We were alerted to this little newsflash by Matador Radar. According to The Guardian, BBC is set to acquire the remaining 25% of Lonely Planet. The BBC bought 75% of the shares back in 2007 for a paltry £88.1m. The remaining 25% were put options left in the hands of Tony and Maureen Wheeler — the founders of Lonely Planet — who have decided to exercise them. The buyout will cost the BBC £42m.
Explains Marcus Arthur, chairman of Lonely Planet and managing director of BBC Worldwide‘s global brands division:
The put option enabled us to benefit from the Wheelers’ experience over the last three and a half years.

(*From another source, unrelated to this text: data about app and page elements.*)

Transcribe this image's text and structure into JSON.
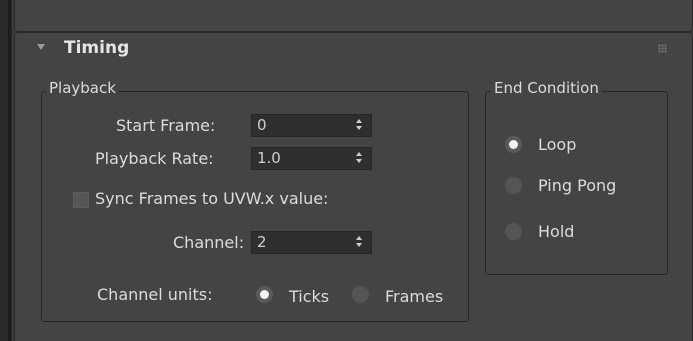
{
  "rollout": {
    "title": "Timing"
  },
  "playback": {
    "group_label": "Playback",
    "start_frame_label": "Start Frame:",
    "start_frame_value": "0",
    "playback_rate_label": "Playback Rate:",
    "playback_rate_value": "1.0",
    "sync_frames_label": "Sync Frames to UVW.x value:",
    "sync_frames_checked": false,
    "channel_label": "Channel:",
    "channel_value": "2",
    "channel_units_label": "Channel units:",
    "channel_units_options": [
      "Ticks",
      "Frames"
    ],
    "channel_units_selected": "Ticks"
  },
  "end_condition": {
    "group_label": "End Condition",
    "options": [
      "Loop",
      "Ping Pong",
      "Hold"
    ],
    "selected": "Loop"
  }
}
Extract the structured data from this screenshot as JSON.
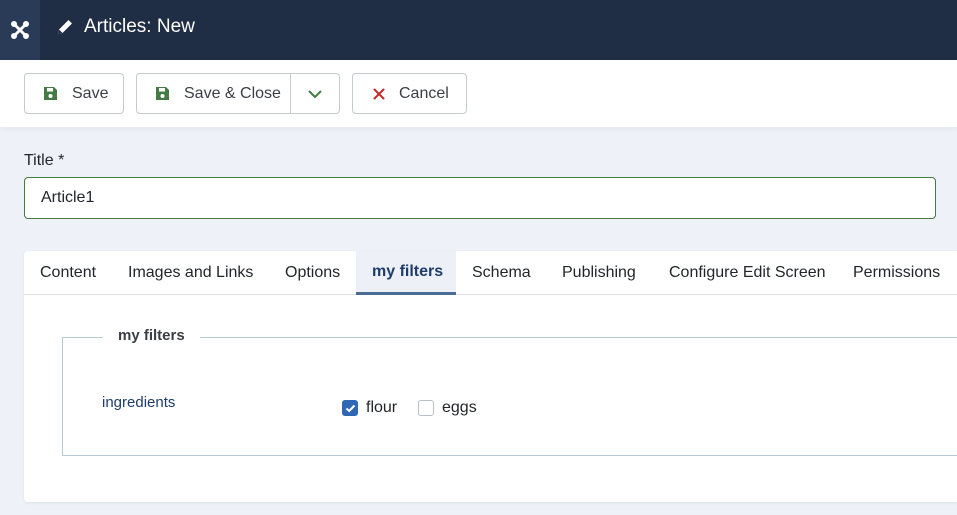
{
  "header": {
    "title": "Articles: New"
  },
  "toolbar": {
    "save_label": "Save",
    "save_close_label": "Save & Close",
    "cancel_label": "Cancel"
  },
  "title_field": {
    "label": "Title *",
    "value": "Article1"
  },
  "tabs": [
    {
      "label": "Content",
      "active": false
    },
    {
      "label": "Images and Links",
      "active": false
    },
    {
      "label": "Options",
      "active": false
    },
    {
      "label": "my filters",
      "active": true
    },
    {
      "label": "Schema",
      "active": false
    },
    {
      "label": "Publishing",
      "active": false
    },
    {
      "label": "Configure Edit Screen",
      "active": false
    },
    {
      "label": "Permissions",
      "active": false
    }
  ],
  "fieldset": {
    "legend": "my filters",
    "field_label": "ingredients",
    "options": [
      {
        "label": "flour",
        "checked": true
      },
      {
        "label": "eggs",
        "checked": false
      }
    ]
  },
  "colors": {
    "header_bg": "#1f2d45",
    "accent_green": "#447a44",
    "cancel_red": "#c52827",
    "tab_active": "#1f3d6b",
    "checkbox_on": "#2f67b4"
  }
}
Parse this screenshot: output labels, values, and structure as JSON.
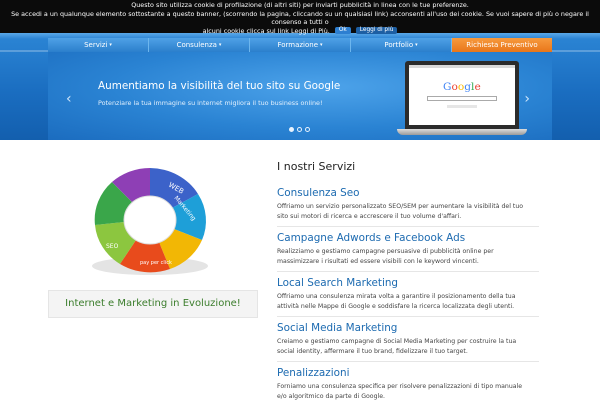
{
  "cookie": {
    "line1": "Questo sito utilizza cookie di profilazione (di altri siti) per inviarti pubblicità in linea con le tue preferenze.",
    "line2": "Se accedi a un qualunque elemento sottostante a questo banner, (scorrendo la pagina, cliccando su un qualsiasi link) acconsenti all'uso dei cookie. Se vuoi sapere di più o negare il consenso a tutti o",
    "line3": "alcuni cookie clicca sul link Leggi di Più.",
    "ok_label": "Ok",
    "more_label": "Leggi di più"
  },
  "nav": {
    "items": [
      "Servizi",
      "Consulenza",
      "Formazione",
      "Portfolio"
    ],
    "cta": "Richiesta Preventivo",
    "caret": "▾"
  },
  "slider": {
    "title": "Aumentiamo la visibilità del tuo sito su Google",
    "subtitle": "Potenziare la tua immagine su internet migliora il tuo business online!",
    "prev": "‹",
    "next": "›",
    "laptop_logo": "Google",
    "slide_count": 3,
    "active_slide": 1
  },
  "left": {
    "caption": "Internet e Marketing in Evoluzione!",
    "donut_labels": [
      "WEB",
      "Marketing",
      "SEO",
      "pay per click"
    ]
  },
  "services": {
    "heading": "I nostri Servizi",
    "items": [
      {
        "title": "Consulenza Seo",
        "desc1": "Offriamo un servizio personalizzato SEO/SEM per aumentare la visibilità del tuo",
        "desc2": "sito sui motori di ricerca e accrescere il tuo volume d'affari."
      },
      {
        "title": "Campagne Adwords e Facebook Ads",
        "desc1": "Realizziamo e gestiamo campagne persuasive di pubblicità online per",
        "desc2": "massimizzare i risultati ed essere visibili con le keyword vincenti."
      },
      {
        "title": "Local Search Marketing",
        "desc1": "Offriamo una consulenza mirata volta a garantire il posizionamento della tua",
        "desc2": "attività nelle Mappe di Google e soddisfare la ricerca localizzata degli utenti."
      },
      {
        "title": "Social Media Marketing",
        "desc1": "Creiamo e gestiamo campagne di Social Media Marketing per costruire la tua",
        "desc2": "social identity, affermare il tuo brand, fidelizzare il tuo target."
      },
      {
        "title": "Penalizzazioni",
        "desc1": "Forniamo una consulenza specifica per risolvere penalizzazioni di tipo manuale",
        "desc2": "e/o algoritmico da parte di Google."
      }
    ]
  },
  "colors": {
    "accent_blue": "#2a83d3",
    "cta_orange": "#e8761a",
    "link_blue": "#1c6ab0",
    "caption_green": "#3b7d2c"
  }
}
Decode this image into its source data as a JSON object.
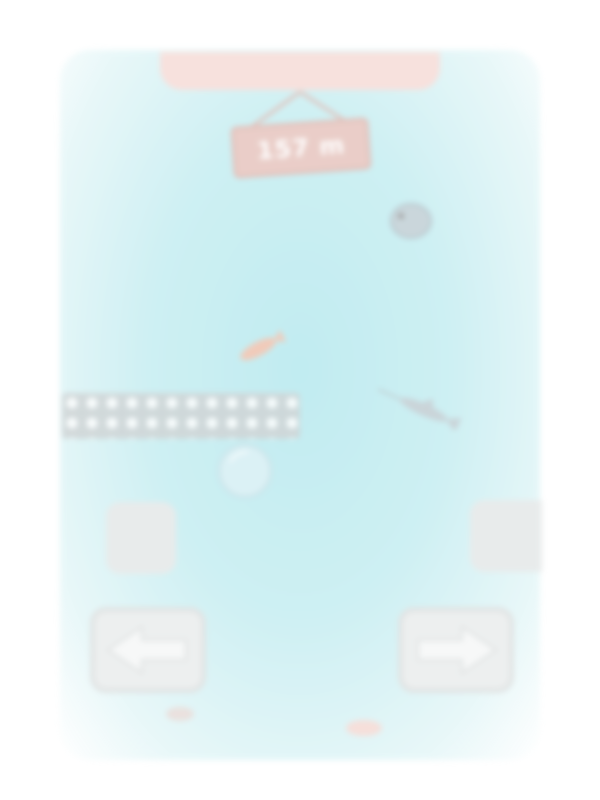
{
  "hud": {
    "depth_value": "157 m"
  },
  "controls": {
    "left_icon": "arrow-left-icon",
    "right_icon": "arrow-right-icon"
  },
  "colors": {
    "water": "#a7e4ea",
    "sign": "#d9a69c",
    "net": "#aab3b5",
    "button": "#dfe3e3"
  }
}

They have supported Lonely Planet’s ongoing migration from a traditional book publisher to a multi-platform brand.
Of the initial decision to purchase LP, BBC News reported that “The purchase fits in with BBC plans to grow online revenues and expand operations in America and Australia.”
After the initial acquisition, the LP brand saw a fall in revenue, reporting a loss of £3.2m loss in March 2009. Since then, though, its digital (non-print) revenues — which include 140 applications and 8.5 million unique visitors to lonelyplanet.com — have risen by 37% in the year ending March 2010. LP’s print magazine, launched in 2008, has seen a 33.4% year-on-year increase in the UK and Ireland.

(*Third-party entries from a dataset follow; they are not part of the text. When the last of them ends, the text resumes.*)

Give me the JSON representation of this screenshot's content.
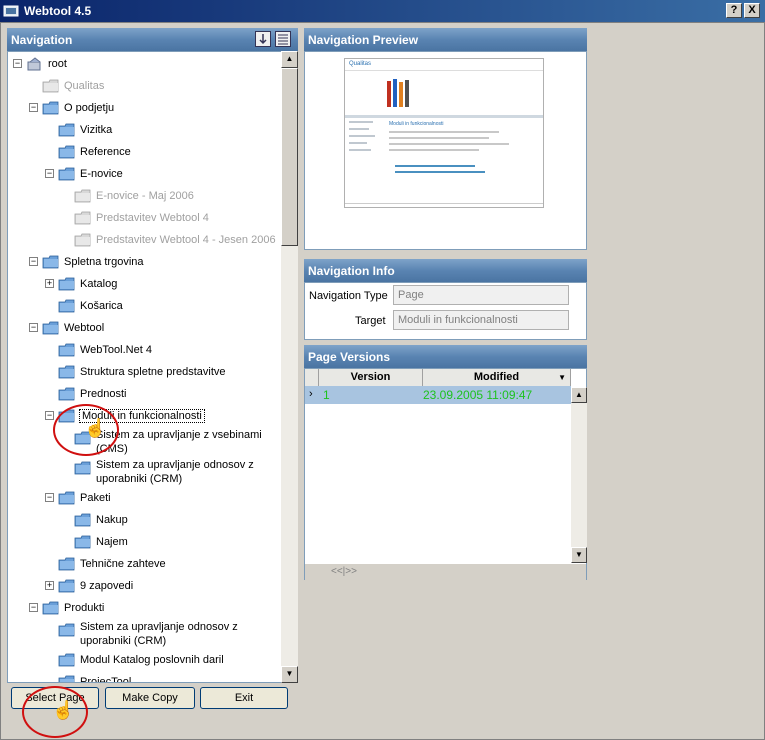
{
  "window": {
    "title": "Webtool 4.5",
    "help_label": "?",
    "close_label": "X"
  },
  "navigation": {
    "header": "Navigation",
    "tree": [
      {
        "label": "root",
        "level": 0,
        "expander": "−",
        "disabled": false,
        "icon": "root-icon"
      },
      {
        "label": "Qualitas",
        "level": 1,
        "expander": "",
        "disabled": true,
        "icon": "folder-icon"
      },
      {
        "label": "O podjetju",
        "level": 1,
        "expander": "−",
        "disabled": false,
        "icon": "folder-icon"
      },
      {
        "label": "Vizitka",
        "level": 2,
        "expander": "",
        "disabled": false,
        "icon": "folder-icon"
      },
      {
        "label": "Reference",
        "level": 2,
        "expander": "",
        "disabled": false,
        "icon": "folder-icon"
      },
      {
        "label": "E-novice",
        "level": 2,
        "expander": "−",
        "disabled": false,
        "icon": "folder-icon"
      },
      {
        "label": "E-novice - Maj 2006",
        "level": 3,
        "expander": "",
        "disabled": true,
        "icon": "folder-icon"
      },
      {
        "label": "Predstavitev Webtool 4",
        "level": 3,
        "expander": "",
        "disabled": true,
        "icon": "folder-icon"
      },
      {
        "label": "Predstavitev Webtool 4 - Jesen 2006",
        "level": 3,
        "expander": "",
        "disabled": true,
        "icon": "folder-icon"
      },
      {
        "label": "Spletna trgovina",
        "level": 1,
        "expander": "−",
        "disabled": false,
        "icon": "folder-icon"
      },
      {
        "label": "Katalog",
        "level": 2,
        "expander": "+",
        "disabled": false,
        "icon": "folder-icon"
      },
      {
        "label": "Košarica",
        "level": 2,
        "expander": "",
        "disabled": false,
        "icon": "folder-icon"
      },
      {
        "label": "Webtool",
        "level": 1,
        "expander": "−",
        "disabled": false,
        "icon": "folder-icon"
      },
      {
        "label": "WebTool.Net 4",
        "level": 2,
        "expander": "",
        "disabled": false,
        "icon": "folder-icon"
      },
      {
        "label": "Struktura spletne predstavitve",
        "level": 2,
        "expander": "",
        "disabled": false,
        "icon": "folder-icon"
      },
      {
        "label": "Prednosti",
        "level": 2,
        "expander": "",
        "disabled": false,
        "icon": "folder-icon"
      },
      {
        "label": "Moduli in funkcionalnosti",
        "level": 2,
        "expander": "−",
        "disabled": false,
        "icon": "folder-icon",
        "selected": true
      },
      {
        "label": "Sistem za upravljanje z vsebinami (CMS)",
        "level": 3,
        "expander": "",
        "disabled": false,
        "icon": "folder-icon",
        "wrap": true
      },
      {
        "label": "Sistem za upravljanje odnosov z uporabniki (CRM)",
        "level": 3,
        "expander": "",
        "disabled": false,
        "icon": "folder-icon",
        "wrap": true
      },
      {
        "label": "Paketi",
        "level": 2,
        "expander": "−",
        "disabled": false,
        "icon": "folder-icon"
      },
      {
        "label": "Nakup",
        "level": 3,
        "expander": "",
        "disabled": false,
        "icon": "folder-icon"
      },
      {
        "label": "Najem",
        "level": 3,
        "expander": "",
        "disabled": false,
        "icon": "folder-icon"
      },
      {
        "label": "Tehnične zahteve",
        "level": 2,
        "expander": "",
        "disabled": false,
        "icon": "folder-icon"
      },
      {
        "label": "9 zapovedi",
        "level": 2,
        "expander": "+",
        "disabled": false,
        "icon": "folder-icon"
      },
      {
        "label": "Produkti",
        "level": 1,
        "expander": "−",
        "disabled": false,
        "icon": "folder-icon"
      },
      {
        "label": "Sistem za upravljanje odnosov z uporabniki (CRM)",
        "level": 2,
        "expander": "",
        "disabled": false,
        "icon": "folder-icon",
        "wrap": true
      },
      {
        "label": "Modul Katalog poslovnih daril",
        "level": 2,
        "expander": "",
        "disabled": false,
        "icon": "folder-icon"
      },
      {
        "label": "ProjecTool",
        "level": 2,
        "expander": "",
        "disabled": false,
        "icon": "folder-icon"
      }
    ]
  },
  "buttons": {
    "select": "Select Page",
    "copy": "Make Copy",
    "exit": "Exit"
  },
  "preview": {
    "header": "Navigation Preview",
    "thumb_site": "Qualitas",
    "thumb_heading": "Moduli in funkcionalnosti"
  },
  "info": {
    "header": "Navigation Info",
    "type_label": "Navigation Type",
    "type_value": "Page",
    "target_label": "Target",
    "target_value": "Moduli in funkcionalnosti"
  },
  "versions": {
    "header": "Page Versions",
    "col_version": "Version",
    "col_modified": "Modified",
    "rows": [
      {
        "version": "1",
        "modified": "23.09.2005 11:09:47"
      }
    ],
    "pager": "<<|>>"
  },
  "colors": {
    "header_blue": "#5a84b2",
    "version_green": "#1ec21e",
    "highlight_circle": "#d01010"
  }
}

Little plug: whoever said print is dead?
[Image: Sev! / Flickr]